__PROVIDED ENTRIES__.
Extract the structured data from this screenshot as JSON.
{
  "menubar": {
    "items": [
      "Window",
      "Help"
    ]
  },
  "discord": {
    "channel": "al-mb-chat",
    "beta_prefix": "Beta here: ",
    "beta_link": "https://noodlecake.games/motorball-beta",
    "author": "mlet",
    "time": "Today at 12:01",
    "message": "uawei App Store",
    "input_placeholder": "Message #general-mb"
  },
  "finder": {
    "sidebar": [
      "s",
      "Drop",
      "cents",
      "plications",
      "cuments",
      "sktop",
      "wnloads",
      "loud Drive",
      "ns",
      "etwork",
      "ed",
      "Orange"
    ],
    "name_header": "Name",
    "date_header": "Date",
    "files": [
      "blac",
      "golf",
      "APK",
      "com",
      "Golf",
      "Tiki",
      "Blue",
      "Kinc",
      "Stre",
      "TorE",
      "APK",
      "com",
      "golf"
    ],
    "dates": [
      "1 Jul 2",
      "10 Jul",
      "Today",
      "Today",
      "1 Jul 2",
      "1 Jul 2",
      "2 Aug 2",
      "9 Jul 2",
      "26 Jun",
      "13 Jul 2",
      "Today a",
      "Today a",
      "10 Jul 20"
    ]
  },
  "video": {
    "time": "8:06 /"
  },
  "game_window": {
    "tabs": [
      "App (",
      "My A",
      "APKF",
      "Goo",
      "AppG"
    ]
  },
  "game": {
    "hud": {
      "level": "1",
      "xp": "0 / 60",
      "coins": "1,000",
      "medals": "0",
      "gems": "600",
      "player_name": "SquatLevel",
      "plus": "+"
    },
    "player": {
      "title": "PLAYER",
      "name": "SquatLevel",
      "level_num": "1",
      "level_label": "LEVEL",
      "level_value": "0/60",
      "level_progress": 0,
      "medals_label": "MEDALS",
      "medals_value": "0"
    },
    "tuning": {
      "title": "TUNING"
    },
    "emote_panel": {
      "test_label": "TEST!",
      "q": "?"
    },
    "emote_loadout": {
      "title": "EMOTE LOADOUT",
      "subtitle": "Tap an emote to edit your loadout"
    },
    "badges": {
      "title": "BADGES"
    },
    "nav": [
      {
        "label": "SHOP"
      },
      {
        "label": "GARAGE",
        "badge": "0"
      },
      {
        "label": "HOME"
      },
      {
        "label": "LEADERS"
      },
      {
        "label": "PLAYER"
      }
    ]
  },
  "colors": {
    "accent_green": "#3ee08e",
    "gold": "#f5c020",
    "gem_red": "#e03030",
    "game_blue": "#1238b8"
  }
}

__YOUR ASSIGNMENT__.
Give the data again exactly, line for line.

__FINISHED EXERCISE__.
Extract the structured data from this screenshot as JSON.
{
  "menubar": {
    "items": [
      "Window",
      "Help"
    ]
  },
  "discord": {
    "channel": "al-mb-chat",
    "beta_prefix": "Beta here: ",
    "beta_link": "https://noodlecake.games/motorball-beta",
    "author": "mlet",
    "time": "Today at 12:01",
    "message": "uawei App Store",
    "input_placeholder": "Message #general-mb"
  },
  "finder": {
    "sidebar": [
      "s",
      "Drop",
      "cents",
      "plications",
      "cuments",
      "sktop",
      "wnloads",
      "loud Drive",
      "ns",
      "etwork",
      "ed",
      "Orange"
    ],
    "name_header": "Name",
    "date_header": "Date",
    "files": [
      "blac",
      "golf",
      "APK",
      "com",
      "Golf",
      "Tiki",
      "Blue",
      "Kinc",
      "Stre",
      "TorE",
      "APK",
      "com",
      "golf"
    ],
    "dates": [
      "1 Jul 2",
      "10 Jul",
      "Today",
      "Today",
      "1 Jul 2",
      "1 Jul 2",
      "2 Aug 2",
      "9 Jul 2",
      "26 Jun",
      "13 Jul 2",
      "Today a",
      "Today a",
      "10 Jul 20"
    ]
  },
  "video": {
    "time": "8:06 /"
  },
  "game_window": {
    "tabs": [
      "App (",
      "My A",
      "APKF",
      "Goo",
      "AppG"
    ]
  },
  "game": {
    "hud": {
      "level": "1",
      "xp": "0 / 60",
      "coins": "1,000",
      "medals": "0",
      "gems": "600",
      "player_name": "SquatLevel",
      "plus": "+"
    },
    "player": {
      "title": "PLAYER",
      "name": "SquatLevel",
      "level_num": "1",
      "level_label": "LEVEL",
      "level_value": "0/60",
      "level_progress": 0,
      "medals_label": "MEDALS",
      "medals_value": "0"
    },
    "tuning": {
      "title": "TUNING"
    },
    "emote_panel": {
      "test_label": "TEST!",
      "q": "?"
    },
    "emote_loadout": {
      "title": "EMOTE LOADOUT",
      "subtitle": "Tap an emote to edit your loadout"
    },
    "badges": {
      "title": "BADGES"
    },
    "nav": [
      {
        "label": "SHOP"
      },
      {
        "label": "GARAGE",
        "badge": "0"
      },
      {
        "label": "HOME"
      },
      {
        "label": "LEADERS"
      },
      {
        "label": "PLAYER"
      }
    ]
  },
  "colors": {
    "accent_green": "#3ee08e",
    "gold": "#f5c020",
    "gem_red": "#e03030",
    "game_blue": "#1238b8"
  }
}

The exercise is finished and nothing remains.